As the name suggests, pizza yeast is specifically made for pizza, but, what if you don’t want to just use it for pizza? Maybe you have pizza yeast sitting in your cupboard and want to make bread instead.
Fortunately, it’s not the end of the world if you want to make bread with pizza yeast.
Pizza yeast can be used instead of regular dry yeast when making bread. Although pizza yeast isn’t designed to be used for bread, it can successfully rise dough and give you good results.
On the jar or packet of your pizza yeast, it states that the yeast is ‘NOT‘ recommended for baking bread, but plenty of people have experimented with it and successfully made bread. Whilst regular yeast will give you better bread, it’s still perfectly reasonable to make bread with pizza yeast too.
It may not be recommended because they want the consumer to buy regular yeast too, or it might be because of the slight differences between the yeasts.
Either way, there’s no reason to not use pizza yeast for bread if it’s the only one you’ve got on hand.
What’s The Difference Between Pizza Yeast And Regular Yeast?
Since, pizza yeast and regular dry yeast can be used in the same way, it’s not immediately obvious what the actual differences are between the two, but there is one subtle difference that changes how your dough feels.
Pizza yeast contains dough relaxers that are meant to make dough easier to shape/roll without snap-back.
With regular dough that doesn’t contain dough relaxers, it’s much more likely to pull itself back after you stretch it, but you can easily prevent this by letting it rest for 5-10 minutes so the gluten can relax.
To get one thing clear, pizza yeast is the same yeast as regular dry yeast, but it just has certain additives to make it more suitable for quick and easy pizza dough.
Here’s a video of a home baker using pizza yeast to make some basic bread.
As you can see from the video, the dough has risen and baked as you’d expect with normal yeast. It had a lovely soft texture and she seemed to enjoy the flavor.
Do You Really Need Pizza Yeast?
Since the yeast is called ‘pizza yeast’ a lot of amateur bakers may believe that it’s the only yeast that can be used for pizza, but this is very far from the truth.
Pizza yeast is far from necessary when it comes to making tasty pizza. In fact, it’s actually more likely to taste worse than pizza made with regular yeast.
When regular yeast is used in dough, you allow it to rise once before separating it into smaller dough balls and allowing them to proof again. This allows for the yeast to do their thing and develop both texture and flavor in the dough.
When using pizza yeast, the idea is that you make pizza very quickly. In a matter of 30 minutes, you can go from nothing to pizza dough, so it’s not going to do much in terms of flavor.
The great thing about regular yeast is that the longer fermentation of the dough breaks down the molecules in the flour and allows the flavors to become more complex and taste significantly better.

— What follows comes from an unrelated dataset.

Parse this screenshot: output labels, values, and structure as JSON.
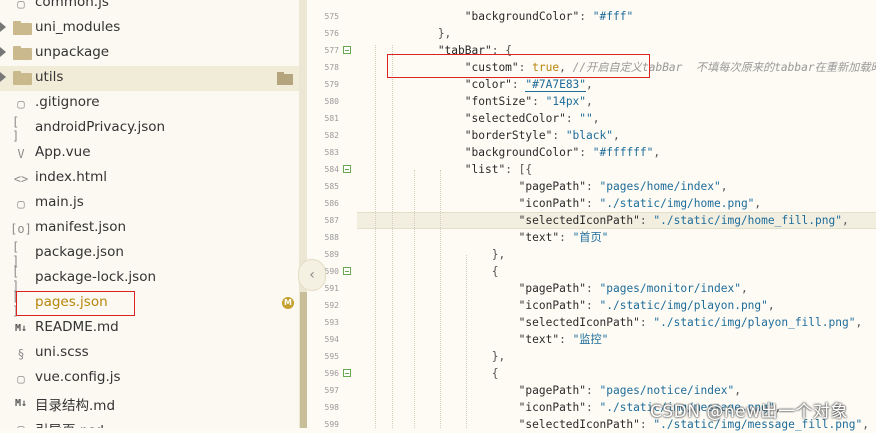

Pizza yeast also contains added dough relaxers, but these aren’t really necessary either. Although they do make some difference in how easily your dough is shaped into a pizza base, it’s not really needed unless you don’t have much time.
Instead of having dough relaxers, you can just let the dough rest for 5-10 minutes. This allows the gluten to relax on its own so you’ll have an easier time shaping it. If you feel it getting tighter and more difficult to shape again, you should just let it rest for another few minutes.
To Sum Everything Up…
At the end of the day, pizza yeast is just regular dry yeast with a few extras, so it’s still going to be perfectly capable of making good bread at home.
It can be used as normal, but you may notice a slight difference in the feel of your dough since the gluten will relax more.
And although pizza yeast can sound great, it’s a little bit of a gimmick to people who want great-tasting pizza.
For those who just want a quick and easy pizza that’s homemade, it might be worth it since it doesn’t take long to make at all.
Personally, I won’t ever be using it for bread or a quick pizza since I like a long fermentation so the flavors can develop in my dough. I’ll just stick to fresh or active dry yeast.